    Luke, aka Lucasz and Lucas (his father is Polish and his mother, French), grows up in a dead-end Lincolnshire town, smart enough for Oxbridge, but reluctant to leave his needy parents - his mother lives in a mental asylum nearby, where he is a frequent visitor and never gives up on her, unlike his father who drowns his sorrows in drink and leaves all the cooking and household chores to Luke.
    Quietly Luke fills notebooks with his scribblings, collects pop music - Dylan earns his undying respect - and reads plays. He thinks he'll go on working in the paper factory as a clerk until he bumps into Leigh and Paul, just up from London and lost, looking for a local playwright. Leigh and Paul are theatre people, and because it is raining, Luke jumps into Leigh's mini, the better to direct them to the rough pub they are looking for. The three strike up a friendship, and Luke sees kindred spirits, unlike anyone else he has ever met before.
    The encounter is enough to jolt Luke out of his dull Lincolnshire routine. He throws in his job, packs his typewriter, heads for London and with nowhere to stay, looks Paul up in the phonebook.
    Meanwhile, Nina is the fatherless daughter of a failed actress, brought up by a dully sensible aunt. When she turns fifteen she decides her life must include acting and living in London, where she turns up on her mother's doorstep. She leaves an aunt who loves her but can't show her any affection for a narcissistic mother who is controlling and leaves Nina no room for friendships or for being herself. Mummy particularly dominates any attempts Nina has with relationships.

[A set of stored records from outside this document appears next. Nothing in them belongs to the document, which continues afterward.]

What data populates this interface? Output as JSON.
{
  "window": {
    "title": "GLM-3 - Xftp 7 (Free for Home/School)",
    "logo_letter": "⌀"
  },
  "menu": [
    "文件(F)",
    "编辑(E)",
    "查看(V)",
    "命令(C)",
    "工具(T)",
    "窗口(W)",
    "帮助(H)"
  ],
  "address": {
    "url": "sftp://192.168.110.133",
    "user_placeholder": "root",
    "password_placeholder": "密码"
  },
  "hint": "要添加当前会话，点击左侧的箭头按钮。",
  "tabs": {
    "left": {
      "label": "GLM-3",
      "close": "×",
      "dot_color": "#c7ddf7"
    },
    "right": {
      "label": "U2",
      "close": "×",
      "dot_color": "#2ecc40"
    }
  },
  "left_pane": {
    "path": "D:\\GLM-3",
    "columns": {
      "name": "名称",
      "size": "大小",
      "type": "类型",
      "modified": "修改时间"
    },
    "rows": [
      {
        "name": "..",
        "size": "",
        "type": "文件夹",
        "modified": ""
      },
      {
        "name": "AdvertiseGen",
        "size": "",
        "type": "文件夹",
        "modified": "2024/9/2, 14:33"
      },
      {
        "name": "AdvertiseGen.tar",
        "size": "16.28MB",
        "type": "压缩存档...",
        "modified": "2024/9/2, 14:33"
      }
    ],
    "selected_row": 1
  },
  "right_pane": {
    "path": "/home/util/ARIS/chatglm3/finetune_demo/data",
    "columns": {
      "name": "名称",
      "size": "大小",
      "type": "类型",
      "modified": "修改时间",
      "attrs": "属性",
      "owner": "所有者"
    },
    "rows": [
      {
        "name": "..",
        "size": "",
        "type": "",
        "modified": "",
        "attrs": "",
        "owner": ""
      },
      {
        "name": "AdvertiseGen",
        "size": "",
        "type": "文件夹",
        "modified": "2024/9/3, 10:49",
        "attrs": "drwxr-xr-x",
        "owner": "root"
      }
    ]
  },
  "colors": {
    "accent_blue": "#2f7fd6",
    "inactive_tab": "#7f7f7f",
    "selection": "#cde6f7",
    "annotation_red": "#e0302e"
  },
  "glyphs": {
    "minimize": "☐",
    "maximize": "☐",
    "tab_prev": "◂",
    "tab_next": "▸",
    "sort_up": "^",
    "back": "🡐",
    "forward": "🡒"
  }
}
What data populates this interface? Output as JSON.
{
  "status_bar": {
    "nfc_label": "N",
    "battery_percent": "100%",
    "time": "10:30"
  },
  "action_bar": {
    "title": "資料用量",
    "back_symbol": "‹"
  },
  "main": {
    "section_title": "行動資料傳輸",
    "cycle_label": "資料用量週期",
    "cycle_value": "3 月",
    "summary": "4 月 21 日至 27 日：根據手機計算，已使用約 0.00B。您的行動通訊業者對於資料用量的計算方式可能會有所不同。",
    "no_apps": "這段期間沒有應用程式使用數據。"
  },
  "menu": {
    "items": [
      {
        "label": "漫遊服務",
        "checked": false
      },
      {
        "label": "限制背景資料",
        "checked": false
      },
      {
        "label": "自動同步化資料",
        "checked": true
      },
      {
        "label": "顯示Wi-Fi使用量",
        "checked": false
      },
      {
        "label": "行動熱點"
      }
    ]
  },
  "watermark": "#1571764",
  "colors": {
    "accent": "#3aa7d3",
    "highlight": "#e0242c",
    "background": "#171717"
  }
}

    Nina is very damaged, has little confidence but develops that fragile look that suits particular roles. Leigh is also damaged by her father's infidelity which destroyed her childhood, but copes by developing a tough outer shell that doesn't easily let anyone else in. Only Paul has had a happy and boringly ordinary childhood, except that his love for the theatre doesn't sit well with his father's more pragmatic ambitions for his son.
    Luke enjoys his friendship with Paul and Leigh, but avoids any deeper relationships, having numerous flings with the young actresses he meets. He believes his mother's mental illness stands in the way of anything deeper. When he meets Nina, all of this is turned on its head.  
    With intense and talented characters like these and the setting of 70s London where all the old rules are fast disappearing, there is plenty of scope for drama and character development. Ultimately this is a story about creative ambitions, as well as friendship and love. This is a very intense novel, almost claustrophobic, and a gripping read - not my favourite by Sadie Jones, but still well worth a look.